» **Assignment**
Lines holding the string "JSON" in the listing below are to be copied.

-*-

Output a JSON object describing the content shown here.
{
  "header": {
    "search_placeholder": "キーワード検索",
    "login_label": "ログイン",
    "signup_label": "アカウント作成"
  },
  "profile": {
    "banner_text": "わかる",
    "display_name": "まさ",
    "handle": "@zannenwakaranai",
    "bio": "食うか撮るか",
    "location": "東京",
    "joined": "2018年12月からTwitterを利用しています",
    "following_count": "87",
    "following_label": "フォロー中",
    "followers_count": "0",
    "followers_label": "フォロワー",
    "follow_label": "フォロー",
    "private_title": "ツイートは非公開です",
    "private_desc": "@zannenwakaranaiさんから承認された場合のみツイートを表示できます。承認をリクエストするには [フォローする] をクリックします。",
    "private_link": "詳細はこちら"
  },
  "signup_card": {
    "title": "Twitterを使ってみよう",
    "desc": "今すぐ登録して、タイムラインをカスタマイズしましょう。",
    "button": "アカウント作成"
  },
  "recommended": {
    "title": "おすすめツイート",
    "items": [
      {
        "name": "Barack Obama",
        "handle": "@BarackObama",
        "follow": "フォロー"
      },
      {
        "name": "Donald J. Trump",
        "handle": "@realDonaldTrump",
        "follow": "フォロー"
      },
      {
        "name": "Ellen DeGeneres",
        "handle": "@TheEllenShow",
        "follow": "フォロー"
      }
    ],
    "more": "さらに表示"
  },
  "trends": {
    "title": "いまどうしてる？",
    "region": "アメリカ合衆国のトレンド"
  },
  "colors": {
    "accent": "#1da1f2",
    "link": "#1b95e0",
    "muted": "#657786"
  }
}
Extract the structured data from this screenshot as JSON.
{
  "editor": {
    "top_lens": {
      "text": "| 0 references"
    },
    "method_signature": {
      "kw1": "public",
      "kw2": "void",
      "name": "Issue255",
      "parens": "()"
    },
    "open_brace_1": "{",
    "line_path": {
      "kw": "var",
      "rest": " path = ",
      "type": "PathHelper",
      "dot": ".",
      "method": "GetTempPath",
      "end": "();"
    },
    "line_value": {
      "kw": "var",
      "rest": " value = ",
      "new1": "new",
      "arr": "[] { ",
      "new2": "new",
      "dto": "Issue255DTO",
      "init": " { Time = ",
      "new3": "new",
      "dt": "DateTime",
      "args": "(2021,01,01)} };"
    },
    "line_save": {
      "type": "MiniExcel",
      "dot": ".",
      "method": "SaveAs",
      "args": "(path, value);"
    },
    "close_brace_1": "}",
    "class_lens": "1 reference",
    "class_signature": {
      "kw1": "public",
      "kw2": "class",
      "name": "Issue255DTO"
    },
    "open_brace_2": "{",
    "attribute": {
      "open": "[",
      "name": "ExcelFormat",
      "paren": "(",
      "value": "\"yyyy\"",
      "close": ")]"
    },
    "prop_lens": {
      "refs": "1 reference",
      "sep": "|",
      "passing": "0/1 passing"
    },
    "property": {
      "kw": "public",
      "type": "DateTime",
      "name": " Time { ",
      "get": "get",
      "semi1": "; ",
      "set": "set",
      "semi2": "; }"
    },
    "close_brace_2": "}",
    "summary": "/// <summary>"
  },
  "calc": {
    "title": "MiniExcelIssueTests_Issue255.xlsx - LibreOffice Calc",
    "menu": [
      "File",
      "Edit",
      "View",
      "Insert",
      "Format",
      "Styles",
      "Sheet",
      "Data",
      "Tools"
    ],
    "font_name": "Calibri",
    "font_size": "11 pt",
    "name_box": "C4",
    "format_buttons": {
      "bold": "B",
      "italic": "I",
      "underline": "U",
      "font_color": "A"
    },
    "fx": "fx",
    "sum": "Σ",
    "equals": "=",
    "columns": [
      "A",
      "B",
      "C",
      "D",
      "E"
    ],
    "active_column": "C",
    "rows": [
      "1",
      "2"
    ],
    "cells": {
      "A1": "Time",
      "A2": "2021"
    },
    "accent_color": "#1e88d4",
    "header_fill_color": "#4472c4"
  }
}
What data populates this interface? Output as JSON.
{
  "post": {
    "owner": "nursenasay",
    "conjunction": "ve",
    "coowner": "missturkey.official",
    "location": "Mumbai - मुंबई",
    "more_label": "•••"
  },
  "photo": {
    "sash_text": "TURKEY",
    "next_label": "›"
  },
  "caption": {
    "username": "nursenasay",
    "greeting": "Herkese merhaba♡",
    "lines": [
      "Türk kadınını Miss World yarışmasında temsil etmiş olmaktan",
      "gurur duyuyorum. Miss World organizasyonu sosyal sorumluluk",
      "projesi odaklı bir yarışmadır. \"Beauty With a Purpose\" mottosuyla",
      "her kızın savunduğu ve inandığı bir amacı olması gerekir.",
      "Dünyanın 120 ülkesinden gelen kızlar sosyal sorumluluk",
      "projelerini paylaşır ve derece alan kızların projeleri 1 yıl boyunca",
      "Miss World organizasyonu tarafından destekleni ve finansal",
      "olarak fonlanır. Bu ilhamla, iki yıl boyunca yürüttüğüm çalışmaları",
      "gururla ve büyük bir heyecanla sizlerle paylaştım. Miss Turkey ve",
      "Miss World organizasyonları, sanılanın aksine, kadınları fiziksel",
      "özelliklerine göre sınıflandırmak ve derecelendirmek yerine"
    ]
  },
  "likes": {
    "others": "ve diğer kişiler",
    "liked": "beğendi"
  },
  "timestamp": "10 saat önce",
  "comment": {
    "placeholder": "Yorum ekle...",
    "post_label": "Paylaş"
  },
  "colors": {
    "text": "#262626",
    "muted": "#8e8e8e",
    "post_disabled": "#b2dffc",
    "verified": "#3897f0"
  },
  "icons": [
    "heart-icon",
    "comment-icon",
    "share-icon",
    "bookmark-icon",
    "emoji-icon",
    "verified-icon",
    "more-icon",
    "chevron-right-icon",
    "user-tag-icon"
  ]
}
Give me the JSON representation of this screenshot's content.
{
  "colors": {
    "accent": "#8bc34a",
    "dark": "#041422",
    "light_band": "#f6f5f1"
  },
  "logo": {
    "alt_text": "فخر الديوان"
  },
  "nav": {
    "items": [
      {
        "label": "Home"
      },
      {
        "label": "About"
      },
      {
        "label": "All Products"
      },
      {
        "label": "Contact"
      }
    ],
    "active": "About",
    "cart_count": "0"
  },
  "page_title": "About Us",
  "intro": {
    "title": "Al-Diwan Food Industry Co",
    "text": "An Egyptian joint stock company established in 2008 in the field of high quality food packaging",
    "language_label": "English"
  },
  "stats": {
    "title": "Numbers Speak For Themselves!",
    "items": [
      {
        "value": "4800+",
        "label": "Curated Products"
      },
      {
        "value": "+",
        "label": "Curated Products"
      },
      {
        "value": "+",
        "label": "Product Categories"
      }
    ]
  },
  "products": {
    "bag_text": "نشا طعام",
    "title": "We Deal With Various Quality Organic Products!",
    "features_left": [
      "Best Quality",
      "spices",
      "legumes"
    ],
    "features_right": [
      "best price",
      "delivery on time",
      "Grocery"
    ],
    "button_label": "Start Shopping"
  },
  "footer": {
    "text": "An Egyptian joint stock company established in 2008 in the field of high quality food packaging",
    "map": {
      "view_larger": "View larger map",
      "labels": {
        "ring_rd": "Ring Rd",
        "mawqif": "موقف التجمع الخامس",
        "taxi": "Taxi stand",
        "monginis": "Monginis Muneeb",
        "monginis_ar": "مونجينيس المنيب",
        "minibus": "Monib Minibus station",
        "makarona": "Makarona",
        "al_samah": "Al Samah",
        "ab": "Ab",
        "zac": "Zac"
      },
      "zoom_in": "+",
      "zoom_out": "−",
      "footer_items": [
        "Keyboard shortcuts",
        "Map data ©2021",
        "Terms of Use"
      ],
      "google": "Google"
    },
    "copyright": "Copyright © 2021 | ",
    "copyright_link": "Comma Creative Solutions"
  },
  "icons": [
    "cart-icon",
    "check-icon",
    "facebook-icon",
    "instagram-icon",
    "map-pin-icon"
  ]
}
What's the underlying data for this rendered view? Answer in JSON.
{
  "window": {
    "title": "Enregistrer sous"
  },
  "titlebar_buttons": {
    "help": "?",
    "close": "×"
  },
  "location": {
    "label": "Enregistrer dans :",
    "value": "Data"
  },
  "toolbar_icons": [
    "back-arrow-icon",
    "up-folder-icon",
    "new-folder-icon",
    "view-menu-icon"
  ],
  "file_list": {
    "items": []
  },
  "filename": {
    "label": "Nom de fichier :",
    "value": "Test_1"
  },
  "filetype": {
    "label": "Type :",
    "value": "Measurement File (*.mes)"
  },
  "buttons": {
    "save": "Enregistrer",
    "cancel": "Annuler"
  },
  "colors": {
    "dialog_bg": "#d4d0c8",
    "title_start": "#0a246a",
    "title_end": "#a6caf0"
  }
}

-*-

» **Result of the exercise**
Output a JSON object describing the content shown here.
Extract the structured data from this screenshot as JSON.
What data populates this interface? Output as JSON.
Give me the JSON representation of this screenshot's content.
What's the underlying data for this rendered view? Answer in JSON.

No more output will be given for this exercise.